My earliest memories are characterized by fragmentary bursts of alone time, blind happiness, and confusion over my lack of agency over seemingly everything. These memories flow fluidly into each other, taking place in South Africa and Shanghai, sandboxes and swimming pools, in solitude and with company. I embrace the inconsistency of these memories and constantly fidget with the details. To me, the past is just as tangible as the present.
I belong to these transient, amorphous pieces of my past. For this reason, I don’t feel grounded to my birthplace in the concrete jungle of Johannesburg. I don’t consider Shanghai, the city of my family’s roots, to be the home of my heart. Needless to say, I don’t return to my slightly too cozy double room on the first floor of Chesnut when I am feeling lonely and lost. At least not yet. Having inhabited and moved between vastly different environments my whole life, I don’t belong to the physical boundary of geography. I belong to the memories of home that these locations conjure when I return to them time and time again out of sheer distance, homesickness, or loneliness.
I encountered the concept of rememory for the first time while reading Beloved by Toni Morrison. This is how Sethe, the protagonist, describes rememory in the book: “I used to think it was my rememory. You know. Some things you forget. Other things you never do. But it's not. Places, places are still there. If a house burns down, it's gone, but the place—the picture of it—stays, and not just in my rememory, but out there, in the world. I mean, even if I don't think it, even if I die, the picture of what I did, or knew, or saw is still out there. Right in the place where it happened.” Essentially, rememory is the power of certain places to hold sacred memories and experiences that are accessible to yourself and others.

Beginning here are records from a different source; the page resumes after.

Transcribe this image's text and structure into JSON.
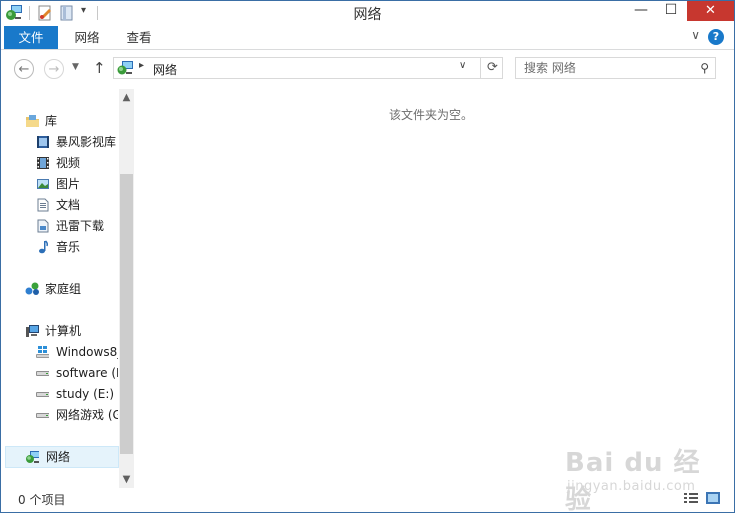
{
  "window": {
    "title": "网络"
  },
  "ribbon": {
    "tabs": [
      {
        "label": "文件"
      },
      {
        "label": "网络"
      },
      {
        "label": "查看"
      }
    ]
  },
  "address": {
    "path_label": "网络"
  },
  "search": {
    "placeholder": "搜索 网络"
  },
  "nav": {
    "items": [
      {
        "label": "库",
        "icon": "library-icon"
      },
      {
        "label": "暴风影视库",
        "icon": "video-library-icon"
      },
      {
        "label": "视频",
        "icon": "film-icon"
      },
      {
        "label": "图片",
        "icon": "picture-icon"
      },
      {
        "label": "文档",
        "icon": "document-icon"
      },
      {
        "label": "迅雷下载",
        "icon": "download-folder-icon"
      },
      {
        "label": "音乐",
        "icon": "music-icon"
      },
      {
        "label": "家庭组",
        "icon": "homegroup-icon"
      },
      {
        "label": "计算机",
        "icon": "computer-icon"
      },
      {
        "label": "Windows8_",
        "icon": "windows-drive-icon"
      },
      {
        "label": "software (D",
        "icon": "drive-icon"
      },
      {
        "label": "study (E:)",
        "icon": "drive-icon"
      },
      {
        "label": "网络游戏 (G",
        "icon": "drive-icon"
      },
      {
        "label": "网络",
        "icon": "network-icon"
      }
    ]
  },
  "content": {
    "empty_message": "该文件夹为空。"
  },
  "status": {
    "item_count": "0 个项目"
  },
  "watermark": {
    "main": "Bai du 经验",
    "sub": "jingyan.baidu.com"
  },
  "colors": {
    "accent": "#1979ca",
    "close": "#c7372f",
    "selection": "#e5f3fb"
  }
}
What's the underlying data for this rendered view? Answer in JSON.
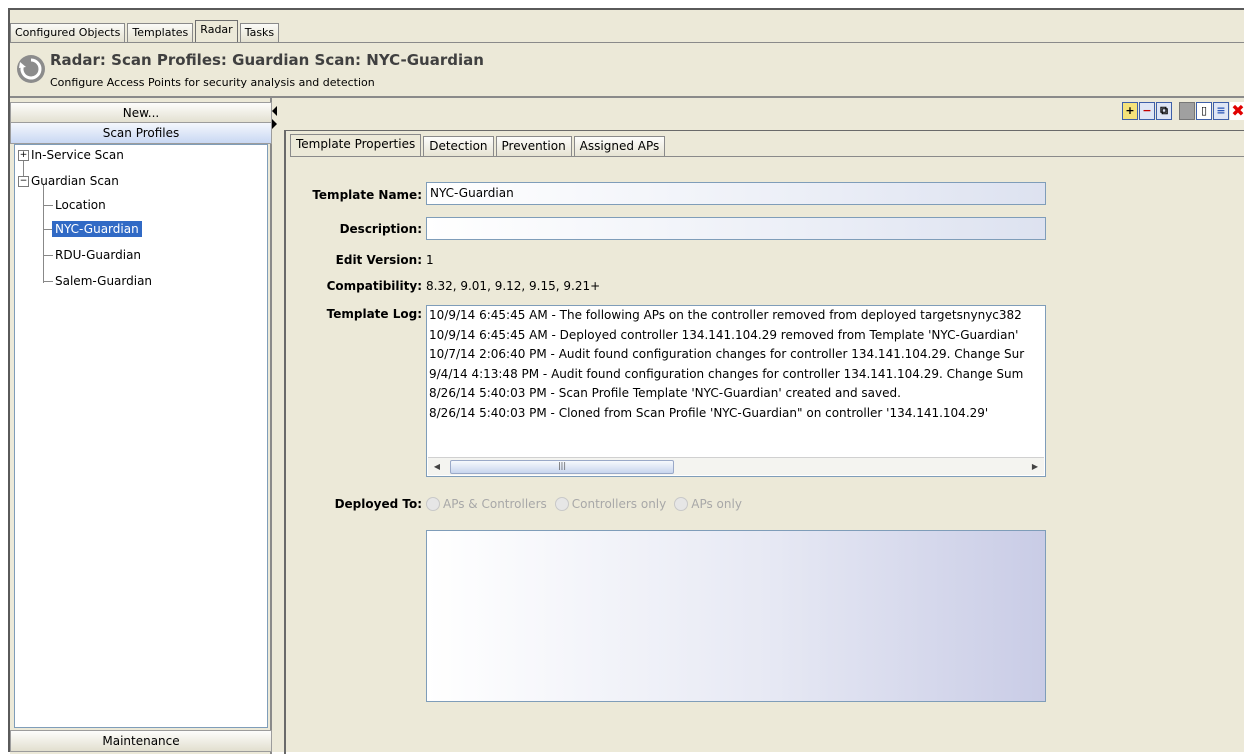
{
  "top_tabs": [
    "Configured Objects",
    "Templates",
    "Radar",
    "Tasks"
  ],
  "header": {
    "title": "Radar: Scan Profiles: Guardian Scan: NYC-Guardian",
    "subtitle": "Configure Access Points for security analysis and detection"
  },
  "left": {
    "new_button": "New...",
    "section": "Scan Profiles",
    "tree": {
      "in_service": "In-Service Scan",
      "guardian": "Guardian Scan",
      "location": "Location",
      "nyc": "NYC-Guardian",
      "rdu": "RDU-Guardian",
      "salem": "Salem-Guardian"
    },
    "maintenance": "Maintenance"
  },
  "tabs": [
    "Template Properties",
    "Detection",
    "Prevention",
    "Assigned APs"
  ],
  "form": {
    "template_name_label": "Template Name:",
    "template_name_value": "NYC-Guardian",
    "description_label": "Description:",
    "description_value": "",
    "edit_version_label": "Edit Version:",
    "edit_version_value": "1",
    "compatibility_label": "Compatibility:",
    "compatibility_value": "8.32, 9.01, 9.12, 9.15, 9.21+",
    "template_log_label": "Template Log:",
    "log": [
      "10/9/14 6:45:45 AM - The following APs on the controller removed from deployed targetsnynyc382",
      "10/9/14 6:45:45 AM - Deployed controller 134.141.104.29 removed from Template 'NYC-Guardian'",
      "10/7/14 2:06:40 PM - Audit found configuration changes for controller 134.141.104.29. Change Sur",
      "9/4/14 4:13:48 PM - Audit found configuration changes for controller 134.141.104.29. Change Sum",
      "8/26/14 5:40:03 PM - Scan Profile Template 'NYC-Guardian' created and saved.",
      "8/26/14 5:40:03 PM - Cloned from Scan Profile 'NYC-Guardian\" on controller '134.141.104.29'"
    ],
    "deployed_to_label": "Deployed To:",
    "deployed_options": [
      "APs & Controllers",
      "Controllers only",
      "APs only"
    ]
  },
  "toolbar_icons": [
    "add-template-icon",
    "remove-template-icon",
    "copy-icon",
    "disabled-icon",
    "new-document-icon",
    "collapse-icon",
    "delete-icon"
  ],
  "colors": {
    "background": "#ece9d8",
    "selection": "#316ac5",
    "field_border": "#7f9db9"
  }
}
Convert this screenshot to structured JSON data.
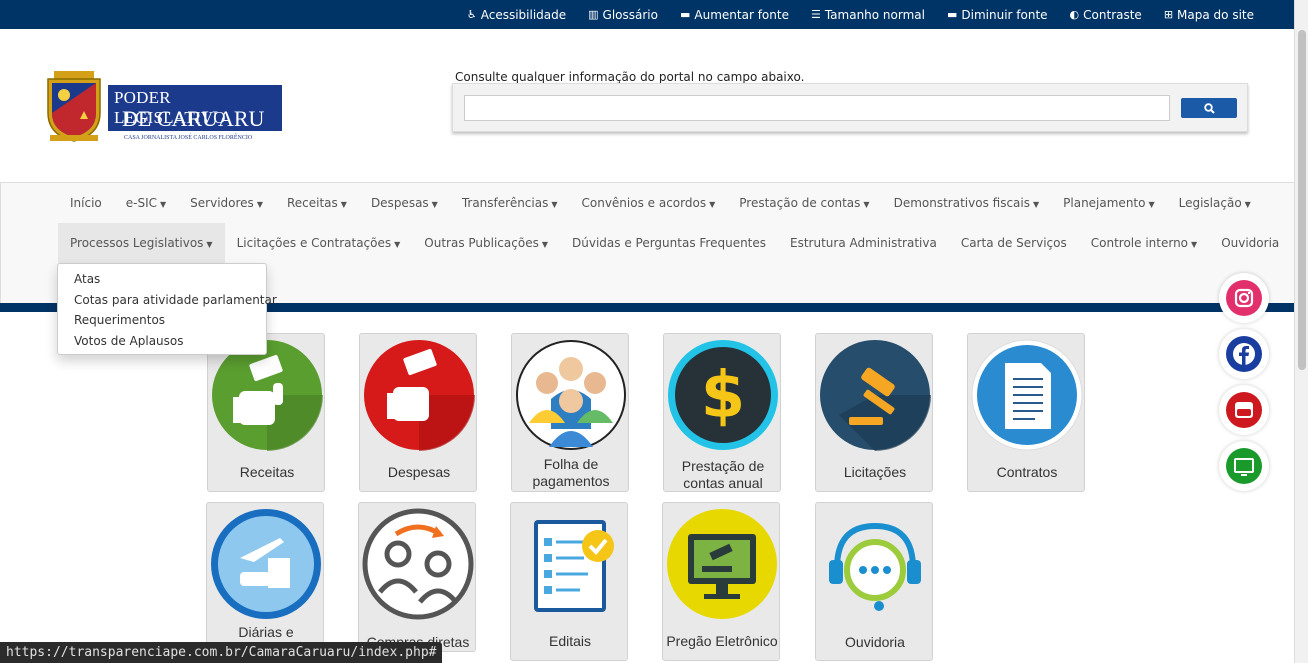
{
  "topbar": {
    "links": [
      {
        "icon": "accessibility-icon",
        "glyph": "♿",
        "label": "Acessibilidade"
      },
      {
        "icon": "book-icon",
        "glyph": "▥",
        "label": "Glossário"
      },
      {
        "icon": "font-increase-icon",
        "glyph": "▬",
        "label": "Aumentar fonte"
      },
      {
        "icon": "list-icon",
        "glyph": "☰",
        "label": "Tamanho normal"
      },
      {
        "icon": "font-decrease-icon",
        "glyph": "▬",
        "label": "Diminuir fonte"
      },
      {
        "icon": "contrast-icon",
        "glyph": "◐",
        "label": "Contraste"
      },
      {
        "icon": "sitemap-icon",
        "glyph": "⊞",
        "label": "Mapa do site"
      }
    ]
  },
  "logo": {
    "line1": "PODER LEGISLATIVO",
    "line2": "DE CARUARU",
    "subtitle": "CASA JORNALISTA JOSÉ CARLOS FLORÊNCIO"
  },
  "search": {
    "hint": "Consulte qualquer informação do portal no campo abaixo.",
    "value": "",
    "button_icon": "search-icon"
  },
  "nav": {
    "row1": [
      {
        "label": "Início",
        "caret": ""
      },
      {
        "label": "e-SIC",
        "caret": "▼"
      },
      {
        "label": "Servidores",
        "caret": "▼"
      },
      {
        "label": "Receitas",
        "caret": "▼"
      },
      {
        "label": "Despesas",
        "caret": "▼"
      },
      {
        "label": "Transferências",
        "caret": "▼"
      },
      {
        "label": "Convênios e acordos",
        "caret": "▼"
      },
      {
        "label": "Prestação de contas",
        "caret": "▼"
      },
      {
        "label": "Demonstrativos fiscais",
        "caret": "▼"
      },
      {
        "label": "Planejamento",
        "caret": "▼"
      },
      {
        "label": "Legislação",
        "caret": "▼"
      }
    ],
    "row2": [
      {
        "label": "Processos Legislativos",
        "caret": "▼"
      },
      {
        "label": "Licitações e Contratações",
        "caret": "▼"
      },
      {
        "label": "Outras Publicações",
        "caret": "▼"
      },
      {
        "label": "Dúvidas e Perguntas Frequentes",
        "caret": ""
      },
      {
        "label": "Estrutura Administrativa",
        "caret": ""
      },
      {
        "label": "Carta de Serviços",
        "caret": ""
      },
      {
        "label": "Controle interno",
        "caret": "▼"
      },
      {
        "label": "Ouvidoria",
        "caret": ""
      }
    ],
    "active": "Processos Legislativos",
    "dropdown": [
      "Atas",
      "Cotas para atividade parlamentar",
      "Requerimentos",
      "Votos de Aplausos"
    ]
  },
  "cards": {
    "row1": [
      {
        "label": "Receitas",
        "icon": "money-hand-green-icon"
      },
      {
        "label": "Despesas",
        "icon": "money-hand-red-icon"
      },
      {
        "label": "Folha de\npagamentos",
        "icon": "people-group-icon"
      },
      {
        "label": "Prestação de\ncontas anual",
        "icon": "dollar-sign-icon"
      },
      {
        "label": "Licitações",
        "icon": "gavel-icon"
      },
      {
        "label": "Contratos",
        "icon": "document-icon"
      }
    ],
    "row2": [
      {
        "label": "Diárias e",
        "icon": "travel-icon"
      },
      {
        "label": "Compras diretas",
        "icon": "users-transfer-icon"
      },
      {
        "label": "Editais",
        "icon": "checklist-icon"
      },
      {
        "label": "Pregão Eletrônico",
        "icon": "auction-monitor-icon"
      },
      {
        "label": "Ouvidoria",
        "icon": "headset-chat-icon"
      }
    ]
  },
  "social": [
    {
      "name": "instagram-icon",
      "color": "#e1306c"
    },
    {
      "name": "facebook-icon",
      "color": "#1a3ea0"
    },
    {
      "name": "youtube-icon",
      "color": "#cc181e"
    },
    {
      "name": "tv-icon",
      "color": "#1a9a2a"
    }
  ],
  "statusbar": {
    "url": "https://transparenciape.com.br/CamaraCaruaru/index.php#"
  }
}
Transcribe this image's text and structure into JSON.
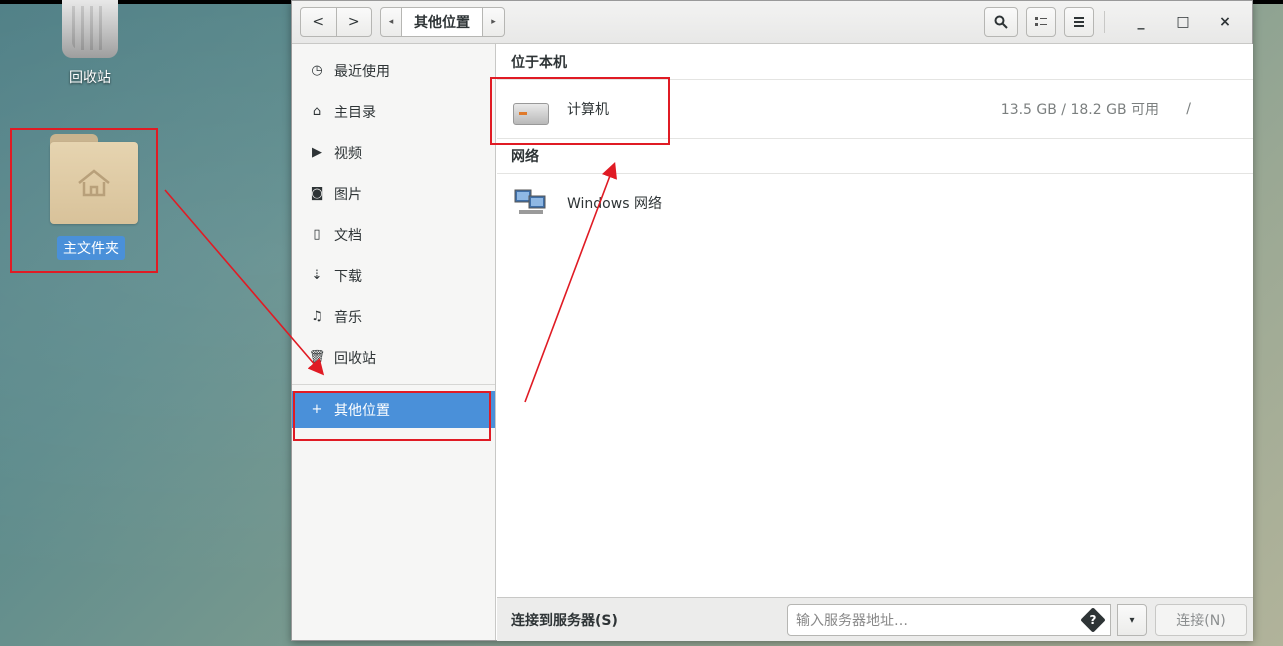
{
  "desktop": {
    "trash_label": "回收站",
    "home_label": "主文件夹"
  },
  "headerbar": {
    "back": "<",
    "forward": ">",
    "path_left": "◂",
    "path_current": "其他位置",
    "path_right": "▸",
    "search_icon": "search-icon",
    "view_icon": "list-view-icon",
    "menu_icon": "hamburger-menu-icon",
    "minimize": "_",
    "maximize": "□",
    "close": "×"
  },
  "sidebar": {
    "items": [
      {
        "icon": "◷",
        "label": "最近使用"
      },
      {
        "icon": "⌂",
        "label": "主目录"
      },
      {
        "icon": "▶",
        "label": "视频"
      },
      {
        "icon": "◙",
        "label": "图片"
      },
      {
        "icon": "▯",
        "label": "文档"
      },
      {
        "icon": "⇣",
        "label": "下载"
      },
      {
        "icon": "♫",
        "label": "音乐"
      },
      {
        "icon": "🗑",
        "label": "回收站"
      }
    ],
    "other_locations": {
      "icon": "+",
      "label": "其他位置"
    }
  },
  "main": {
    "local_section": "位于本机",
    "computer": {
      "name": "计算机",
      "space": "13.5 GB / 18.2 GB 可用",
      "mount": "/"
    },
    "network_section": "网络",
    "windows_network": {
      "name": "Windows 网络"
    }
  },
  "bottom": {
    "connect_label": "连接到服务器(S)",
    "server_placeholder": "输入服务器地址…",
    "help_glyph": "?",
    "dropdown_glyph": "▾",
    "connect_button": "连接(N)"
  },
  "colors": {
    "accent": "#4a90d9",
    "annotation": "#e01b24"
  }
}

I almost forgot the power that spaces hold in shaping my life. Returning to South Africa for the first time in eight years this past summer, I was reimmersed into the sights, smells, and sounds air that constituted my childhood.
Following my dad and stepping out of the terminal, I inhaled and became instantly stunned. The air was electrifying and crisp, unlike the heavy humidity I was used to in Shanghai. This was the omnipotent dryness that served as the background to my entire childhood, yet I felt like I was breathing for the first time. Over the next few days, my skin began to peel away from my body, like a psychosomatic process of regeneration as I remembered the landscape of my past.
I tell stories about South Africa all the time. These stories were good icebreakers, and people always seemed interested because of the disparity between my Chinese heritage and childhood in Johannesburg. However, I didn’t realize how inaccurate some of my mental imagery was of South Africa until recently. Some part of me even felt a little guilty that I was telling others lies of omission.
I could recall the various pieces of food debris scattered in the streets of the Joburg Chinatown, the chocolate-filled panda biscuits I begged my parents to buy, or the unsettling array of hanging meats in the butcher section. But I couldn’t recreate the most important part of the experience, which was the omnipotent smell I encountered whenever I walked into the Chinese grocery store. Funky herbs. A bit of cured meat. Old, stale crackers wasting away in their plastic packaging. Some starchiness from mountains of noodles and rice. It is a futile act to pinpoint the constituents of the Chinese Grocery Store (CGS) smell. A factor that complicates this image is the fact that these stores across the world can vary a lot. But this CGS was distinguishable from the rest, because it contained the potent memories of my childhood. Like the wonder you experience when face ID works for the first time on your iphone, inhaling CGS unlocked a cascade of indescribable memories from my past.
I am strapped tightly to the middle seat of the car, silently suffering. We were 20 minutes into a 30 minute drive to Chinatown, yet it felt like a two hour road trip. As the vast interstate unveiled itself all the way to the horizon, my dad habitually pounded on the gas pedal. Driving fast was freeing for him, but it was nauseating for me. I grew increasingly sick as we neared our destination because I could conjure the unbearable smell of CGS, the indicator of this weekly ritual that I loathed. Exploring the expired contents of the shop, peeking at the grotesque livers scattered on the counter of the butcher shop, and eating lunch in a restaurant with plastic covers on the tables instead of plates for bones horrified me. Despite my irrational disgust, I felt weirdly safe repeating this routine every Sunday. Prior to returning to Joburg, this was an integral part of my experience that had almost entirely slipped my mind.
I can’t confidently answer the question of where my home is. I don’t have a consistent home I want to return to when I am homesick. I often feel like my home is out of reach and much farther away than a 15 hour plane ride to Shanghai, where my family currently lives. But that doesn’t mean I value home any less than other people. Morrison’s idea of rememory resonates with me because it gives me the power to live and relive my finite experiences of home. It is a constant struggle for me to remember and hold onto my sense of belonging, because I value the authenticity of my memories and fear losing them to the test of time. Returning to the physical sensations of these memories helps me remember where I belong. I crave crawling into these unfixed crevices of life that unconsciously shape and reshape my being.
#Far From Home #Home #Belonging #Memory #Personal Narrative #Reflection